▶ [TASK ITEM] Pick out and copy every line below that has the word "CAME".

#####

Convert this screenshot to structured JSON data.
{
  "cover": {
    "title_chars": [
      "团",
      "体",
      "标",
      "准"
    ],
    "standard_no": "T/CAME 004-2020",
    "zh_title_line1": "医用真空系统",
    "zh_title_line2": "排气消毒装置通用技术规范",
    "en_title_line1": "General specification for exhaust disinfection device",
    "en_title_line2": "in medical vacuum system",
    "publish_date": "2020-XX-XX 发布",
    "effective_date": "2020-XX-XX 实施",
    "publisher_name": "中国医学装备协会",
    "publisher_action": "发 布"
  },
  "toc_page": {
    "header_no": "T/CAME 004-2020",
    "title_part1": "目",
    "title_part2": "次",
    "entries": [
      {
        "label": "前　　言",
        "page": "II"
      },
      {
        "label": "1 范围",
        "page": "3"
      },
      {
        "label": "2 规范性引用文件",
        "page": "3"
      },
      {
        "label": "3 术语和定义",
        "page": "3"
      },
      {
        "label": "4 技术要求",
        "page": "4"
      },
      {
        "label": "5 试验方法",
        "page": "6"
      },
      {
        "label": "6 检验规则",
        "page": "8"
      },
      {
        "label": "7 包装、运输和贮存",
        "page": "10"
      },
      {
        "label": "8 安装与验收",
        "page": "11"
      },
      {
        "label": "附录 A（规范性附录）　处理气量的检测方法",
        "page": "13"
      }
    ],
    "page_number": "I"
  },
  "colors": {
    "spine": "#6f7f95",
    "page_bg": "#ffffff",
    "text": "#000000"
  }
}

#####

▶ [TASK RESPONSE]
    "standard_no": "T/CAME 004-2020",
    "header_no": "T/CAME 004-2020",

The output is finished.